What are we to understand of the meaning of the existence of people like Fermor? When we hear of an extraordinary man, we often ask “why am I not like him”? A hundred flaws of character are revealed in the way we usually ask this question, which very flaws are most of the reason we are not like him: our envy titillates itself with his biography, seeking perhaps to discover that he possessed some advantage of birth or fortune that we do not have; our laziness makes us tremble before idle fears of what trouble we might cause for ourselves if we ever truly followed, as did Fermor, the wise counsel of Ecclesiastes 9:10:

Whatsoever thy hand findeth to do, do it with thy might, for there is no work nor device nor knowledge nor wisdom in the grave, whither thou goest

And our self-contempt poisons at the root that precious individual “whim” that Emerson tells us, in his essay Self Reliance, is the seed of genius.

We don’t want to fall under the hypnotic influence of these flaws and the impulses they suggest, but how indeed to respond to the stories of such men? It would of course be foolish and impossible to emulate them externally. Internally though? What we lack may be the very courage to be what we are, to know what we want, and to carry through with what we conceive, that are such leitmotifs of Fermor’s self-account. Is the individual need to search for this courage what his life is trying to tell us about, and the lives of certain other remarkable men? Is this what he set out to achieve in his writing, not the minor fame (which he claims to have had little need of) that attends literary success? And can we wish to respond to this call? If so, then this life, a life well-lived, may indeed prove to be a life worth examining.

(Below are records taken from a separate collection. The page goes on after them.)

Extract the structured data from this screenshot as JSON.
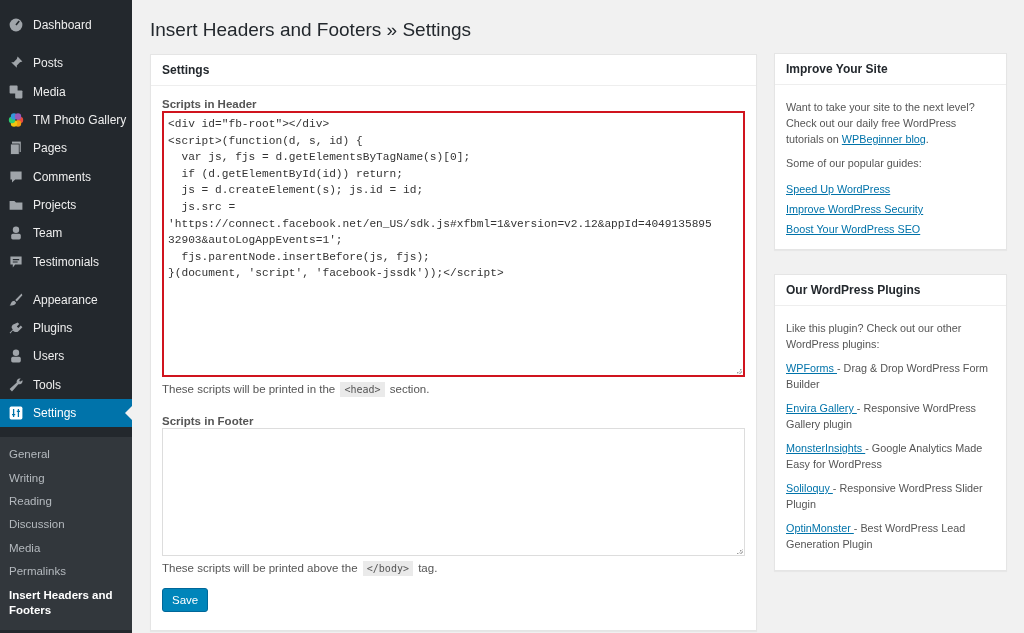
{
  "sidebar": {
    "groups": [
      [
        {
          "label": "Dashboard",
          "selected": false
        }
      ],
      [
        {
          "label": "Posts",
          "selected": false
        },
        {
          "label": "Media",
          "selected": false
        },
        {
          "label": "TM Photo Gallery",
          "selected": false
        },
        {
          "label": "Pages",
          "selected": false
        },
        {
          "label": "Comments",
          "selected": false
        },
        {
          "label": "Projects",
          "selected": false
        },
        {
          "label": "Team",
          "selected": false
        },
        {
          "label": "Testimonials",
          "selected": false
        }
      ],
      [
        {
          "label": "Appearance",
          "selected": false
        },
        {
          "label": "Plugins",
          "selected": false
        },
        {
          "label": "Users",
          "selected": false
        },
        {
          "label": "Tools",
          "selected": false
        },
        {
          "label": "Settings",
          "selected": true
        }
      ]
    ],
    "submenu": [
      {
        "label": "General",
        "selected": false
      },
      {
        "label": "Writing",
        "selected": false
      },
      {
        "label": "Reading",
        "selected": false
      },
      {
        "label": "Discussion",
        "selected": false
      },
      {
        "label": "Media",
        "selected": false
      },
      {
        "label": "Permalinks",
        "selected": false
      },
      {
        "label": "Insert Headers and Footers",
        "selected": true
      }
    ]
  },
  "page_title": "Insert Headers and Footers » Settings",
  "settings_panel": {
    "title": "Settings",
    "header_scripts": {
      "label": "Scripts in Header",
      "highlighted": true,
      "lines": [
        "<div id=\"fb-root\"></div>",
        "<script>(function(d, s, id) {",
        "  var js, fjs = d.getElementsByTagName(s)[0];",
        "  if (d.getElementById(id)) return;",
        "  js = d.createElement(s); js.id = id;",
        "  js.src =",
        "'https://connect.facebook.net/en_US/sdk.js#xfbml=1&version=v2.12&appId=4049135895",
        "32903&autoLogAppEvents=1';",
        "  fjs.parentNode.insertBefore(js, fjs);",
        "}(document, 'script', 'facebook-jssdk'));</script>"
      ],
      "hint": {
        "before": "These scripts will be printed in the",
        "code": "<head>",
        "after": "section."
      }
    },
    "footer_scripts": {
      "label": "Scripts in Footer",
      "highlighted": false,
      "hint": {
        "before": "These scripts will be printed above the",
        "code": "</body>",
        "after": "tag."
      }
    },
    "save_button": "Save"
  },
  "improve_box": {
    "title": "Improve Your Site",
    "intro": {
      "before": "Want to take your site to the next level? Check out our daily free WordPress tutorials on ",
      "link": "WPBeginner blog",
      "after": "."
    },
    "guides_intro": "Some of our popular guides:",
    "guides": [
      "Speed Up WordPress",
      "Improve WordPress Security",
      "Boost Your WordPress SEO"
    ]
  },
  "plugins_box": {
    "title": "Our WordPress Plugins",
    "intro": "Like this plugin? Check out our other WordPress plugins:",
    "plugins": [
      {
        "link": "WPForms ",
        "text": "- Drag & Drop WordPress Form Builder"
      },
      {
        "link": "Envira Gallery ",
        "text": "- Responsive WordPress Gallery plugin"
      },
      {
        "link": "MonsterInsights ",
        "text": "- Google Analytics Made Easy for WordPress"
      },
      {
        "link": "Soliloquy ",
        "text": "- Responsive WordPress Slider Plugin"
      },
      {
        "link": "OptinMonster ",
        "text": "- Best WordPress Lead Generation Plugin"
      }
    ]
  }
}
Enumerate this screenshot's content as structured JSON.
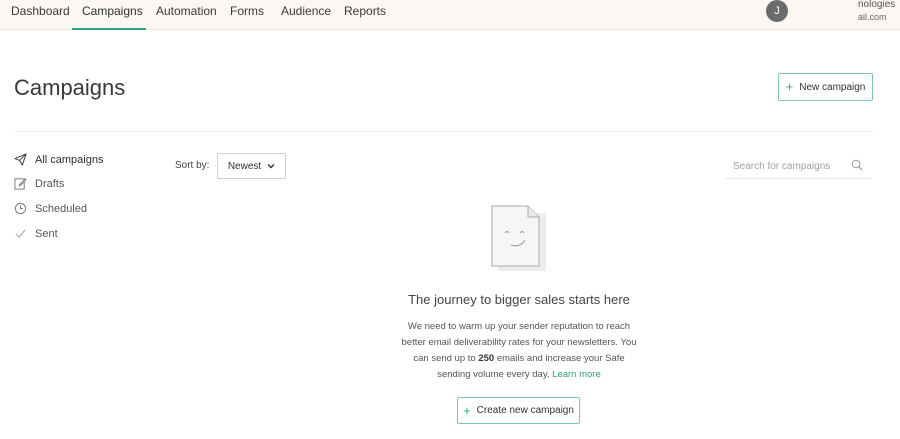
{
  "nav": {
    "items": [
      "Dashboard",
      "Campaigns",
      "Automation",
      "Forms",
      "Audience",
      "Reports"
    ],
    "active": "Campaigns"
  },
  "account": {
    "avatar_initial": "J",
    "name_partial": "nologies",
    "email_partial": "ail.com"
  },
  "page": {
    "title": "Campaigns",
    "new_campaign_label": "New campaign"
  },
  "sidebar": {
    "items": [
      {
        "label": "All campaigns",
        "icon": "paper-plane-icon"
      },
      {
        "label": "Drafts",
        "icon": "edit-icon"
      },
      {
        "label": "Scheduled",
        "icon": "clock-icon"
      },
      {
        "label": "Sent",
        "icon": "check-icon"
      }
    ]
  },
  "toolbar": {
    "sort_label": "Sort by:",
    "sort_value": "Newest",
    "search_placeholder": "Search for campaigns"
  },
  "empty_state": {
    "title": "The journey to bigger sales starts here",
    "desc_part1": "We need to warm up your sender reputation to reach better email deliverability rates for your newsletters. You can send up to",
    "desc_count": "250",
    "desc_part2": "emails and increase your Safe sending volume every day.",
    "learn_more": "Learn more",
    "create_label": "Create new campaign"
  },
  "colors": {
    "accent": "#2ea47f",
    "topbar_bg": "#fbf7f3"
  }
}
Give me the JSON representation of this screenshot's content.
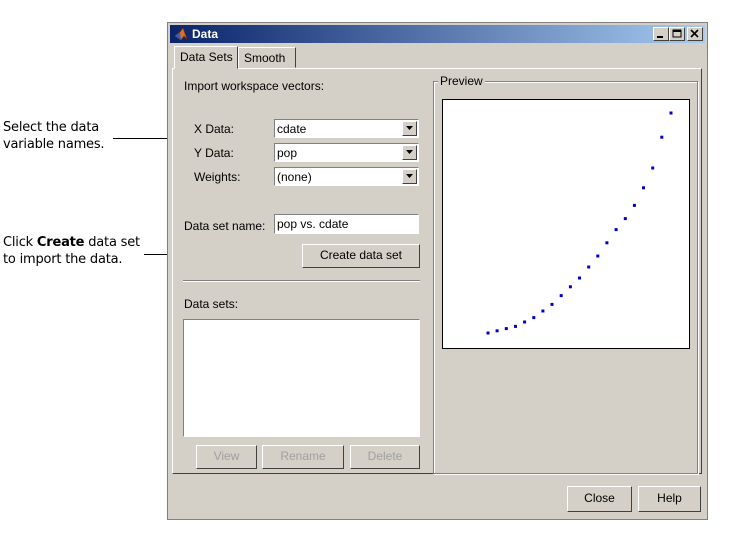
{
  "callouts": {
    "select": {
      "line1": "Select the data",
      "line2": "variable names."
    },
    "create": {
      "line1_prefix": "Click ",
      "line1_bold": "Create",
      "line1_suffix": " data set",
      "line2": "to import the data."
    }
  },
  "window": {
    "title": "Data",
    "controls": {
      "minimize": "_",
      "maximize": "□",
      "close": "×"
    }
  },
  "tabs": [
    {
      "label": "Data Sets"
    },
    {
      "label": "Smooth"
    }
  ],
  "import": {
    "heading": "Import workspace vectors:",
    "x_label": "X Data:",
    "x_value": "cdate",
    "y_label": "Y Data:",
    "y_value": "pop",
    "weights_label": "Weights:",
    "weights_value": "(none)",
    "name_label": "Data set name:",
    "name_value": "pop vs. cdate",
    "create_button": "Create data set"
  },
  "datasets": {
    "heading": "Data sets:",
    "view_button": "View",
    "rename_button": "Rename",
    "delete_button": "Delete"
  },
  "preview": {
    "title": "Preview",
    "chart_data": {
      "type": "scatter",
      "title": "",
      "xlabel": "",
      "ylabel": "",
      "marker_color": "#0000cc",
      "points": [
        [
          0.0,
          0.0
        ],
        [
          0.05,
          0.01
        ],
        [
          0.1,
          0.02
        ],
        [
          0.15,
          0.03
        ],
        [
          0.2,
          0.05
        ],
        [
          0.25,
          0.07
        ],
        [
          0.3,
          0.1
        ],
        [
          0.35,
          0.13
        ],
        [
          0.4,
          0.17
        ],
        [
          0.45,
          0.21
        ],
        [
          0.5,
          0.25
        ],
        [
          0.55,
          0.3
        ],
        [
          0.6,
          0.35
        ],
        [
          0.65,
          0.41
        ],
        [
          0.7,
          0.47
        ],
        [
          0.75,
          0.52
        ],
        [
          0.8,
          0.58
        ],
        [
          0.85,
          0.66
        ],
        [
          0.9,
          0.75
        ],
        [
          0.95,
          0.89
        ],
        [
          1.0,
          1.0
        ]
      ]
    }
  },
  "footer": {
    "close_button": "Close",
    "help_button": "Help"
  }
}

[1] This was recounted to me by James George, later Canadian Ambassador. He got this version from Canadian naval commander Bob Young who was involved in extracting Fermor’s unit with its important captive from Crete. A different story not involving a girlfriend is told in other accounts of this well-known exploit; see the recent book by Rick Stroud Kidnap in Crete: The True Story of the Abduction of a Nazi General.